I learned how to throw a punch, how to keep my guard up, how to stand and not lose balance when throwing a punch.
I still will, out of instinct, throw up my hands if someone even acts like they’re going to throw a punch at me.
This is a basic example of the physical fight response.
The flight instinct developed as a way to get people away from dangerous or uncomfortable situations. You might experience it when unfriending someone on Facebook, or breaking up with someone in a relationship due to incompatibility.
How many times have you been involved in a conversation online, it gets a little heated, and you decide to just not respond anymore?
Have you ever literally walked away from someone because you felt threatened or didn’t like their tone?
That’s your flight reaction kicking in.
Unfortunately, we live in a time where bullying is at an all-time high.
People have literally lost their lives due to online statements made by people who are hiding behind a screen.
It absolutely leaves me aghast what people say nowadays. We are so quick to make knee-jerk, anonymous comments without really thinking them through completely.
We can immediately dismiss someone with the click of a button.
We can unfriend them, we can mute them, we can unfollow, we can unsubscribe, and so on.
But, is that flight…or is it fight?
Is standing up for yourself and saying “enough” by clicking that button you ‘fighting back’, or fleeing?
And, when you take to Twitter and Facebook to complain about a company or their service until they finally take action…is that you being a bully? Have you thought about which instinct will kick in for that organization? Fight, or flight?
The Fight in Marketing
From a customer service perspective, a company facing a disgruntled – some might say bullying – customer isn’t allowed to fight. And they aren’t allowed to flee, either. So, where does that leave them?
In marketing, we are constantly addressing issues such as low sales, increasing brand awareness, or better search engine rankings. In our worst case scenarios, we’re cleaning up PR disasters.
And when PR disasters happen, our fight instincts tend to kick in.
Fight causes you to be proactive and reactive.
You think on your feet.
And you react sometimes without thinking.
It can literally bring out the worst in people. On both sides of the equation.
These examples are classic examples of companies fighting back, and not in a good way.
The Flight in Marketing
Choosing not to respond at all is a flight response. The ol’ “let’s stick our head in the sand” method.
But you cannot ignore things today. Issues do not go away.

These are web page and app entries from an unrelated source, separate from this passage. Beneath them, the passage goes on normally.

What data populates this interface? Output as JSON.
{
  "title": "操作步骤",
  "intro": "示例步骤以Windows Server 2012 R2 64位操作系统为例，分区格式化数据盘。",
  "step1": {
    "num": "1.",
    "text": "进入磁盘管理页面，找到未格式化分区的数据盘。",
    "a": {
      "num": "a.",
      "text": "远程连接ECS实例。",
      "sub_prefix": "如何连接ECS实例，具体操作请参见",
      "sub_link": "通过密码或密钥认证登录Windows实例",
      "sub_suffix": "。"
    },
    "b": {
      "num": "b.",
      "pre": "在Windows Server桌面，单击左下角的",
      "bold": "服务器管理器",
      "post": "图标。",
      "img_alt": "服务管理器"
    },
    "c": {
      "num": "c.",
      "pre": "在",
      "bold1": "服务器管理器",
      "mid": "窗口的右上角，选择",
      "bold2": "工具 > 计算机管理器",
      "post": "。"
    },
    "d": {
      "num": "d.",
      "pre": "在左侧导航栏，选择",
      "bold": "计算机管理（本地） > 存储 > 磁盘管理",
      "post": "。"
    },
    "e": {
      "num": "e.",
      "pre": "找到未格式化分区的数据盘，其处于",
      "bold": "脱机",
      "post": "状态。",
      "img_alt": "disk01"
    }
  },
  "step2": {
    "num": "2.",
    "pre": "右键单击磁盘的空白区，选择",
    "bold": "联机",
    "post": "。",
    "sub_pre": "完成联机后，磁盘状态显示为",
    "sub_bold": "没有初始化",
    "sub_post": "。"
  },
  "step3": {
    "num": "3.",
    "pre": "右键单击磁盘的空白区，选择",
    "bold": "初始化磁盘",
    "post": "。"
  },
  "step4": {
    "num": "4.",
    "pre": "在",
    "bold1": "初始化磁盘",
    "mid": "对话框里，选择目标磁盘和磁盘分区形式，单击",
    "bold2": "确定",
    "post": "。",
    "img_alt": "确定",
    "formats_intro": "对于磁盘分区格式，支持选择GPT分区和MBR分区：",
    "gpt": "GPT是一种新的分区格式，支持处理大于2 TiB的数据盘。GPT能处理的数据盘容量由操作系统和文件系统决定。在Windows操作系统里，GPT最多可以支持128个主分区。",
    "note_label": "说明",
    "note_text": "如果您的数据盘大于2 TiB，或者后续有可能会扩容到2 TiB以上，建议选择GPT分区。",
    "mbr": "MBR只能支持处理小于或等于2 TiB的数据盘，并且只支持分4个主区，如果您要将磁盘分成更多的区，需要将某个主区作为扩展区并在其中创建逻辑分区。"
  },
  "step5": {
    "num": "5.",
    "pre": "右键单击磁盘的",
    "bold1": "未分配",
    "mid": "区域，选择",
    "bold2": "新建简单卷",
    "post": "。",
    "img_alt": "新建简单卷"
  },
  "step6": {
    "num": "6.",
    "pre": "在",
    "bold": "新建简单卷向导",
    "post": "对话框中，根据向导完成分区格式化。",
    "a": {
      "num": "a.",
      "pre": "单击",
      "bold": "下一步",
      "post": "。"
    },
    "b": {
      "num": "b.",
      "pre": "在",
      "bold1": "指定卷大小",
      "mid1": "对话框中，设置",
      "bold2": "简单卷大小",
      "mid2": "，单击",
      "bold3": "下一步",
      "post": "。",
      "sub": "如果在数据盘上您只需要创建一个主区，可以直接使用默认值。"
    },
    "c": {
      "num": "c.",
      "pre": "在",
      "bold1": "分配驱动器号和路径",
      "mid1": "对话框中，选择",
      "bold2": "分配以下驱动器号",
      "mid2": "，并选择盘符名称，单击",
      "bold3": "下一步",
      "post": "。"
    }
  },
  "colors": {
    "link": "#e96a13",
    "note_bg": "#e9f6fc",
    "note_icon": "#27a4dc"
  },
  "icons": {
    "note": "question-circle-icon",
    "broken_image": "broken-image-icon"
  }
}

That said, sometimes the flight instinct can be a good thing.
It’s not running away from the fight, it’s moving it to better surroundings. It’s moving to a place where others can’t join in the fight.

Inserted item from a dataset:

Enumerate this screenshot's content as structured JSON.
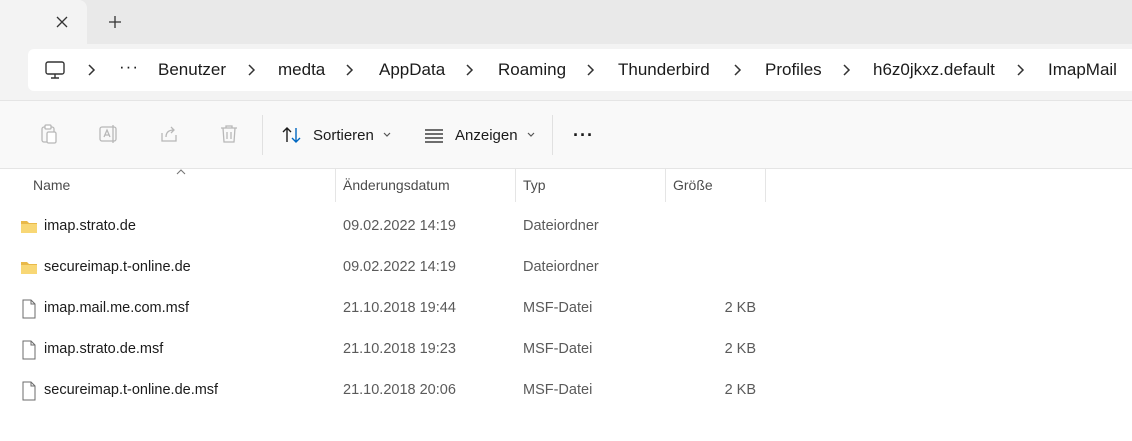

It’s sending a DM on Twitter asking for the customer complaining online to call you instead of trying to work out an issue in 140 characters.

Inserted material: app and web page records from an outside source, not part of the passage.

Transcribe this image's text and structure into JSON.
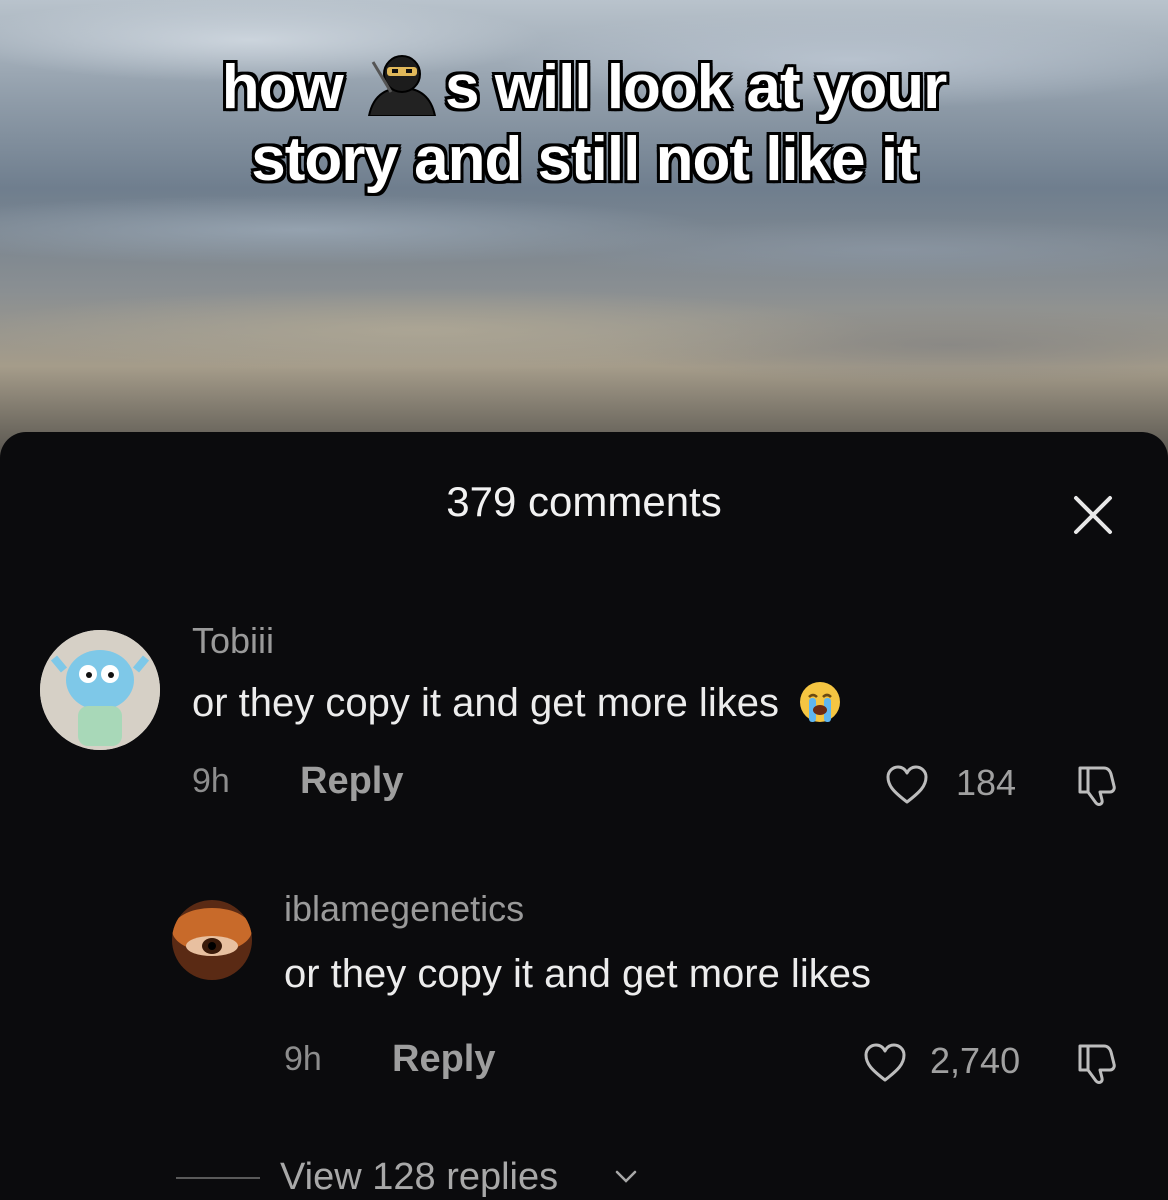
{
  "caption": {
    "line1_before": "how ",
    "line1_after": "s will look at your",
    "line2": "story and still not like it",
    "emoji_icon": "ninja-emoji"
  },
  "sheet": {
    "title": "379 comments",
    "close_icon": "close-icon"
  },
  "comments": [
    {
      "username": "Tobiii",
      "text": "or they copy it and get more likes",
      "emoji_icon": "loudly-crying-face-emoji",
      "time": "9h",
      "reply_label": "Reply",
      "like_count": "184"
    },
    {
      "username": "iblamegenetics",
      "text": "or they copy it and get more likes",
      "time": "9h",
      "reply_label": "Reply",
      "like_count": "2,740"
    }
  ],
  "view_replies": {
    "label": "View 128 replies"
  },
  "colors": {
    "sheet_background": "#0b0b0d",
    "primary_text": "#ececec",
    "secondary_text": "#9a9a9a"
  }
}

It’s offering a gift certificate or a free trip to a customer that deserves it.
Or offering a fast apology, as Fed Ex did after that horrible ‘box throwing’ incident.
Flight can be self-preservation for you, your client, and/or company.
But, don’t mistake ‘flight’ for ignoring something. A business that ignores its community won’t be around very long.
PR Crisis: Fight or Flight?
Remember the Motrin Moms incident? This is a classic case of a PR disaster. Motrin chose to flee the incident, but they fled in the worst way possible—they ignored what was happening, and they ignored their community.
By the time they had shut down their website with the offending ad? It was too late, the damage was done.
You (meaning any business or individual) CANNOT, repeat, CANNOT ignore issues today.
Anything that can be seen as damaging to you and your business needs to be addressed immediately, and you must have policies in place that will help your staffers determine which tactics they should use to help defuse the situation.
In today’s mobile and uber-connected world, PR and social media go hand-in-hand. And when you’re faced with a crisis it’s up to you to decide which response is best for your company…fight or flight?
But just remember—you’re not a caveman (or a boxer)—make sure the flight or fight responses you are drawing on are the modern day versions!